Five years ago the Millennials (employees ages 18- 34) made up around 10% of the workforce. Today, their numbers have increased to around a third of the workforce, and by 2020, they’ll make up almost half of the workforce.
Last week I asked a large gathering of executives, “Do you have some managers in your organization who constantly complain about the new generation of workers on their teams? Do they have many conflicts and ongoing problems motivating them?” Heads nodded across the large room. Then I asked the nodders, “Are they the same managers who had constant conflicts and complained about their unmotivated people 5 or 6 years ago?” Nods were slower.
Although there is some truth to the disruptive way a small portion of Millennials act out in the workplace today, I believe that more times than not, the “new generation” buzz is just an excuse for a some lazy managers to continue being lazy managers. Whenever there are many books and a boatload of specialty consultants making lots of money on a really hot business topic – it is usually not the whole truth.
An IBM Study (Myths, Exaggerations and Uncomfortable Truths) of 1,784 employees in 12 countries and from six industries reported that:
- Millennials have similar career aspirations as other generations; they desire financial security and seniority.
- Millennials don’t really want a trophy; they want a leader who is ethical and fair and they want performance-based recognition and promotions, just like older groups.

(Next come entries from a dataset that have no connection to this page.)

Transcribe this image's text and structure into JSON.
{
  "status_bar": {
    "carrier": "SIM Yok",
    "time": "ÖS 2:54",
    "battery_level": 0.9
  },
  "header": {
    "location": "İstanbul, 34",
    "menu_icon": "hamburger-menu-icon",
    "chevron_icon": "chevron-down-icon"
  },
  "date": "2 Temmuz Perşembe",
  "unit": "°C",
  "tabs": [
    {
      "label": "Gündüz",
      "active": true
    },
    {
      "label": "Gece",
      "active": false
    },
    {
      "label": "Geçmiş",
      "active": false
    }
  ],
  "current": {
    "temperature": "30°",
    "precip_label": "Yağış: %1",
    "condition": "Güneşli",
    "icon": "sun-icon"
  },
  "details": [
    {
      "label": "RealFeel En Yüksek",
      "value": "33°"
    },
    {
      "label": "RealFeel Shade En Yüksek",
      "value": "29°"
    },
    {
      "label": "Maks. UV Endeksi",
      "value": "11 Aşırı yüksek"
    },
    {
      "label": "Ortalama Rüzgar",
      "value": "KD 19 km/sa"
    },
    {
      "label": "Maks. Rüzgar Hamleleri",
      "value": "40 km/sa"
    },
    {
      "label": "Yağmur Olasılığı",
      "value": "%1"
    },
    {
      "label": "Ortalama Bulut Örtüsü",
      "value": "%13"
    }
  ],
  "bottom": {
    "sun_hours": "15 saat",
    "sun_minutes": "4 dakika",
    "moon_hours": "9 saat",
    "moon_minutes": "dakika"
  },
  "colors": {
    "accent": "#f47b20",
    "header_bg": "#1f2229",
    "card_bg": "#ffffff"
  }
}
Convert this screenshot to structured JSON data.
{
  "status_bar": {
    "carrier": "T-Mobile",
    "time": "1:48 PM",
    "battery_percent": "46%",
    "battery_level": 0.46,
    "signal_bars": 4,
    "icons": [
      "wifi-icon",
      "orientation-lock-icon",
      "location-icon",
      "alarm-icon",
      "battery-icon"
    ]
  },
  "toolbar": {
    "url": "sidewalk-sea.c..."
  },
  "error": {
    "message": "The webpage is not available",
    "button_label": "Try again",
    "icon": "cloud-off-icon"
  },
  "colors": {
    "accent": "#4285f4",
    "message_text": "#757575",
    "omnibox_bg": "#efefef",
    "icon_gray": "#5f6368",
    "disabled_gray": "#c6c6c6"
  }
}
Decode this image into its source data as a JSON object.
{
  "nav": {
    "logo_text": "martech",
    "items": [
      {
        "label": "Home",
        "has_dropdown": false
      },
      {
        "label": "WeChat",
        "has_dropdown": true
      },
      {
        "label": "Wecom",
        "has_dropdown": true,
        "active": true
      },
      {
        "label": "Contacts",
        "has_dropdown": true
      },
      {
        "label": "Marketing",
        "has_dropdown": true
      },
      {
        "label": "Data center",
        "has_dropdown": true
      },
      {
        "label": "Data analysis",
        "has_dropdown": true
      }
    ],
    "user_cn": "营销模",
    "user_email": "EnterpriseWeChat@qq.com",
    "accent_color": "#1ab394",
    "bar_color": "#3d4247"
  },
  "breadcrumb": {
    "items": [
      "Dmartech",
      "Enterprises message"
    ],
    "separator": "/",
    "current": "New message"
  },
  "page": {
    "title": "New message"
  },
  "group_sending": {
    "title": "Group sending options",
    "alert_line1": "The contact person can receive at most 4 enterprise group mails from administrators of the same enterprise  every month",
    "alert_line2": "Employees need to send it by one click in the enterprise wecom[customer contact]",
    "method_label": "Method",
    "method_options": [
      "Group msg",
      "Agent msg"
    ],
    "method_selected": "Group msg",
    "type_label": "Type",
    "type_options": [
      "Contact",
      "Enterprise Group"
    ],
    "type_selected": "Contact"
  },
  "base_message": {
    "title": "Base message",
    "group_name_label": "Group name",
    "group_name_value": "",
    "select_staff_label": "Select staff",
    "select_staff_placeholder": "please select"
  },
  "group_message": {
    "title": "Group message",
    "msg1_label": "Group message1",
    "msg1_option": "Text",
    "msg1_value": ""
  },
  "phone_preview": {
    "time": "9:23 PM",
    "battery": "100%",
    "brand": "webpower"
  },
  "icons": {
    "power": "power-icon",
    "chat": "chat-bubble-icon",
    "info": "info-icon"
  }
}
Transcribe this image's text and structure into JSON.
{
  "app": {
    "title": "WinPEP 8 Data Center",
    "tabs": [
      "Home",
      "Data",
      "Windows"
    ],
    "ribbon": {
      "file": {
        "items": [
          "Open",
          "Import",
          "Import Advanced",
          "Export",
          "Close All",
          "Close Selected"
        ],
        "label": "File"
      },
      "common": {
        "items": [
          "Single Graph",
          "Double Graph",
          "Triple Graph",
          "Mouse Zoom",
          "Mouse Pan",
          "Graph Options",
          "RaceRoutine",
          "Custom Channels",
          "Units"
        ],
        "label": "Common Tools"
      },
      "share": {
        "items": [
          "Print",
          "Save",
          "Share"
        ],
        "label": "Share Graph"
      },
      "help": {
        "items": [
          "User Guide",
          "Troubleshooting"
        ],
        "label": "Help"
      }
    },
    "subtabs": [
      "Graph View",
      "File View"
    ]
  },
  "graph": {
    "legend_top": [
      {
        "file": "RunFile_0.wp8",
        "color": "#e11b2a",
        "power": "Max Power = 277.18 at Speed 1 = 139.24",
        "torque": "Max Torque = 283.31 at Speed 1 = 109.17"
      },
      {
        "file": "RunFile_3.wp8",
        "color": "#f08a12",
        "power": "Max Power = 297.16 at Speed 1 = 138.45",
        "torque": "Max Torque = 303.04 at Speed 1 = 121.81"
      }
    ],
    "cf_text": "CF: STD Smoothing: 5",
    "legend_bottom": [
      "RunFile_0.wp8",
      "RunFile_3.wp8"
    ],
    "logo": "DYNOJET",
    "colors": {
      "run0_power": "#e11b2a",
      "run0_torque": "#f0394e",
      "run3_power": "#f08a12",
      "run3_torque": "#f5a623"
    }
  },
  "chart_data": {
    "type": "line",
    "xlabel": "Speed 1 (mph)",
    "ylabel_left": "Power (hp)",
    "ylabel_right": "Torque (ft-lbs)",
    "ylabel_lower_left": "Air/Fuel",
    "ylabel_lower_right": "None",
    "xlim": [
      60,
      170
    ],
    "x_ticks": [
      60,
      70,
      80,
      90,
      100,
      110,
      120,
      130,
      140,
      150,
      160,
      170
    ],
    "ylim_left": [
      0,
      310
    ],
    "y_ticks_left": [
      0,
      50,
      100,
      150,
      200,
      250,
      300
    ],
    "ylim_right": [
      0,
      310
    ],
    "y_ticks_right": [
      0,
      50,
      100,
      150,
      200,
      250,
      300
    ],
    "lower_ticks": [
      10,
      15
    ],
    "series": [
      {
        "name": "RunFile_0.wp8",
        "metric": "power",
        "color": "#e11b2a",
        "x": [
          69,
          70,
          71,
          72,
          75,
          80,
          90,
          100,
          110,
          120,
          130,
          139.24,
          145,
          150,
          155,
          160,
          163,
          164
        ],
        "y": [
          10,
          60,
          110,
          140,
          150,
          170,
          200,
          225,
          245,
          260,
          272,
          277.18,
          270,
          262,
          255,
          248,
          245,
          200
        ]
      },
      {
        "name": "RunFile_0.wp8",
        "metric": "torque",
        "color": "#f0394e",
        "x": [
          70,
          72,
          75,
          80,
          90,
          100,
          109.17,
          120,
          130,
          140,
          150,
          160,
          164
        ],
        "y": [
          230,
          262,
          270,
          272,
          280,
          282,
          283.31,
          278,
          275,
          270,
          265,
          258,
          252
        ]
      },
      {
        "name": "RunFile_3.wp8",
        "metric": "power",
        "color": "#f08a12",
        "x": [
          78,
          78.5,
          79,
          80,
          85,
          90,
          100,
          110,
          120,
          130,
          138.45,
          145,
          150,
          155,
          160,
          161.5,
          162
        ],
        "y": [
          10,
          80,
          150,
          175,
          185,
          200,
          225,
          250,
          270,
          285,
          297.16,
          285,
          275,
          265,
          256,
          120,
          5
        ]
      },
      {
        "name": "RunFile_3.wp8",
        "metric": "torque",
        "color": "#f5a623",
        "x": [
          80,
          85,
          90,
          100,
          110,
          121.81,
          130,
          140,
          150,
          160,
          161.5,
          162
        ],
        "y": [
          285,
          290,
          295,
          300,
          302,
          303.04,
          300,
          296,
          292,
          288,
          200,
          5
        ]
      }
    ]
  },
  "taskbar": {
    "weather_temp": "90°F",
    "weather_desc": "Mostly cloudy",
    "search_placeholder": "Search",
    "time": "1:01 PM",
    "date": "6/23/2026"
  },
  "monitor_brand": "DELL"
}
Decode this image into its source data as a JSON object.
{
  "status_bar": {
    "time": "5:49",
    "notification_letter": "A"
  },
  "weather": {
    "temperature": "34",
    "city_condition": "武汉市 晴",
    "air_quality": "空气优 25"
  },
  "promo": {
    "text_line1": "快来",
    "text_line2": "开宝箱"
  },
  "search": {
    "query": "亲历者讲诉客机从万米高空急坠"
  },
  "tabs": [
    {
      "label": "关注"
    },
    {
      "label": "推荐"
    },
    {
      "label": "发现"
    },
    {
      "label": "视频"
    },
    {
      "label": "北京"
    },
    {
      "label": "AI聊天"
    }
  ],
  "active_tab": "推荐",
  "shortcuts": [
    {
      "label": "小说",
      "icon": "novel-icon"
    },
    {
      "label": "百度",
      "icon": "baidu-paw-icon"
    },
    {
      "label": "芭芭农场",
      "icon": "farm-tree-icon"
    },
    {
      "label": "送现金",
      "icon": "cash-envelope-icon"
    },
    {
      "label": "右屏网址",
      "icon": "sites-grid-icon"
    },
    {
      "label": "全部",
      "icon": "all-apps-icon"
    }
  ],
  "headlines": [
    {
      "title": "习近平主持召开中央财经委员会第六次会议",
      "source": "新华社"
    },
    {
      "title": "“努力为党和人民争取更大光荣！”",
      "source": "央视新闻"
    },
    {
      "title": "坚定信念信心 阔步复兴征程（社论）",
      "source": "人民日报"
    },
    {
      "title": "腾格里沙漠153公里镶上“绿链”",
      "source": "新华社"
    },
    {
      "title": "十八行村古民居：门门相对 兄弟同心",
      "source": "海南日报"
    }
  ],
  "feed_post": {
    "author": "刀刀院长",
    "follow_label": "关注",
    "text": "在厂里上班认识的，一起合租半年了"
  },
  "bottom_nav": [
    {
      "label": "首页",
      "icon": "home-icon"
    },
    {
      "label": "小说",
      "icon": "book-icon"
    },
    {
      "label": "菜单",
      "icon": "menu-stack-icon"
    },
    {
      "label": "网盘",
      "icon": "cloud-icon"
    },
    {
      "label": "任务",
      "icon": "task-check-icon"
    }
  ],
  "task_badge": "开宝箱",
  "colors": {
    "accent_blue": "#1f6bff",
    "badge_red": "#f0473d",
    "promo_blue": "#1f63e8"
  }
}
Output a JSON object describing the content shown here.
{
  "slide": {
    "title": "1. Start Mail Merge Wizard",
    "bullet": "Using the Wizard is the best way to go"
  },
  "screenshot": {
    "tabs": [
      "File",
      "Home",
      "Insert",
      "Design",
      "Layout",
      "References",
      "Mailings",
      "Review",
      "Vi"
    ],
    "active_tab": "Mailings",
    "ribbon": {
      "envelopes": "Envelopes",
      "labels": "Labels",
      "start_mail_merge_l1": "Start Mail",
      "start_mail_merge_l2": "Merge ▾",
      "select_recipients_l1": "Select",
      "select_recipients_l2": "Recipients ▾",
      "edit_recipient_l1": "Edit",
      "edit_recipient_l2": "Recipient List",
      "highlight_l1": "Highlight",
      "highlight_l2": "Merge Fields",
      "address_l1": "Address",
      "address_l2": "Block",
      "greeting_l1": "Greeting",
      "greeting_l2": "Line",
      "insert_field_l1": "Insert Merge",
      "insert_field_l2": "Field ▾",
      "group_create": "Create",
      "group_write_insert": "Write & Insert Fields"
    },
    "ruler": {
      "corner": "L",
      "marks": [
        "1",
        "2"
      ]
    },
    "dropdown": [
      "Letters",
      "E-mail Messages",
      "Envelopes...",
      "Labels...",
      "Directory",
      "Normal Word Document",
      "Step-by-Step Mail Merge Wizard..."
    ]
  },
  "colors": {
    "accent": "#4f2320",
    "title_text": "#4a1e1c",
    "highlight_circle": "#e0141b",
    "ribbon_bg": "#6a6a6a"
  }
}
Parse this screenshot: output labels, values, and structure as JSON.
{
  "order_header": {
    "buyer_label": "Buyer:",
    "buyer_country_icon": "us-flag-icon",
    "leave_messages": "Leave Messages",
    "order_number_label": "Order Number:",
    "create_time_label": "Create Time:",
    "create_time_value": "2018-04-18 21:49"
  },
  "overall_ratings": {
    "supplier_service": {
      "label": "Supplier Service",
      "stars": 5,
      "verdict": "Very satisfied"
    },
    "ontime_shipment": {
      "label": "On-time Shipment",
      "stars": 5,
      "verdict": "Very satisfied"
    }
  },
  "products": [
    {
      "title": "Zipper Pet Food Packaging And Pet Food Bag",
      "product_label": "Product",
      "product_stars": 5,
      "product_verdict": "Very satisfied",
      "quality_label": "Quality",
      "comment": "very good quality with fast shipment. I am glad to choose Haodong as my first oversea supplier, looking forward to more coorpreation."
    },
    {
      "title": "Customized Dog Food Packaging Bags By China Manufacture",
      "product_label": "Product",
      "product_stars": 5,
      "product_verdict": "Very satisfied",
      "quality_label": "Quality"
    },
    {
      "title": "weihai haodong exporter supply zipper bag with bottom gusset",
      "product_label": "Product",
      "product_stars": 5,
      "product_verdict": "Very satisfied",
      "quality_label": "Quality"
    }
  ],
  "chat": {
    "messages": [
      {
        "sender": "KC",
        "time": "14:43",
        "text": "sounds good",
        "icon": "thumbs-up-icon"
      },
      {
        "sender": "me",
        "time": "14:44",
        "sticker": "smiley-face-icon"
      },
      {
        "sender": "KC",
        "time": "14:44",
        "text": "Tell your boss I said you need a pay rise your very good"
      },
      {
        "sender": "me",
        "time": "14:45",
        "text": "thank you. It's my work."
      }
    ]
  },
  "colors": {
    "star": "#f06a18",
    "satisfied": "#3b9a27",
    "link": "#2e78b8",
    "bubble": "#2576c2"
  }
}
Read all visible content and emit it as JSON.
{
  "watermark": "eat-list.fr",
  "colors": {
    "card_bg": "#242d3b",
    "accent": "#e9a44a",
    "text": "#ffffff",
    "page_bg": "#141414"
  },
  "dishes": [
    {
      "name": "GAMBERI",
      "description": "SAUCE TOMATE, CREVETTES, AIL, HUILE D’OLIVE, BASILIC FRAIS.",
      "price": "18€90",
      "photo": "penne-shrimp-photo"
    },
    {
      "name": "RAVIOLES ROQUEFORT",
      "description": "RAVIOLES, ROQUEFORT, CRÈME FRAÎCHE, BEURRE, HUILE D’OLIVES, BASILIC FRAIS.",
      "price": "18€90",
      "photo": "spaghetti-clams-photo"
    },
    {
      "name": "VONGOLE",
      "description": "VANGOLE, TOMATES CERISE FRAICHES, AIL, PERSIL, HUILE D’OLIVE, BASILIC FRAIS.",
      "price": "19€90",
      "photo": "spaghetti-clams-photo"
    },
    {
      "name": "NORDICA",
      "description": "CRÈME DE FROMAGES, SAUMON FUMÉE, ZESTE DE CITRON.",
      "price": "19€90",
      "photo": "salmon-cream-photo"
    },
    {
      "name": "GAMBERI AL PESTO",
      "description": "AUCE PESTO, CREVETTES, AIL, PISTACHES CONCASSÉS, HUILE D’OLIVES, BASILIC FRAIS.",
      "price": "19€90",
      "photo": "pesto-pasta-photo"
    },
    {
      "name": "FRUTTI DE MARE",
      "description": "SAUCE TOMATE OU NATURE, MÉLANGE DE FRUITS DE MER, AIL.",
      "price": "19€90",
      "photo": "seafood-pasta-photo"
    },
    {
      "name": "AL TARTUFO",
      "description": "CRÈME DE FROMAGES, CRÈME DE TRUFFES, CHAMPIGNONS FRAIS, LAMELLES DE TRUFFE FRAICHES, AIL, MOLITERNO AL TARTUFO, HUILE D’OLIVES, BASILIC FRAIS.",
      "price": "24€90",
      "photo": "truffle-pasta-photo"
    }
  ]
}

- Millennials don’t really want to do everything online and virtually. When learning something new, they want face-to-face interaction.
- Millennials leave their organizations for the same reasons as other generations – to get ahead, enter the fast lane, to make money.
What this seems to boil down to is that having an excuse is a lot easier than exerting some effort to understand and appreciate the differences in people. I would suggest that each person, no matter their phase in life, is seeking answers to these three questions: 1) who am I? 2)what are my strengths? 3) Where is my place in the world? If each of us put a little more energy into helping another explore her or his answers, maybe our workplaces would be more productive and our communities and homes might become better places to be.
Would this be a good time to take an uncomfortable step in the direction of helping a next generation team member or a kid at home get closer to the the truth about their place in leadership and life?
Millennials are like pets who work sometimes. – U-tube video: Millennials in the Workplace Training
A 2012 analysis of 20 studies and 19,691 people found that generation had nothing to do with employees’ job satisfaction, organizational commitment or turnover intentions – Journal of Business and Psychology. Generational Differences in Work-Related Attitudes
It is better to offer no excuse than a bad one. – George Washington
God grant me the wisdom to accept the things I cannot change; the courage to change the thing I can; and wisdom to know that it’s ME. – A wise manager’s daily prayer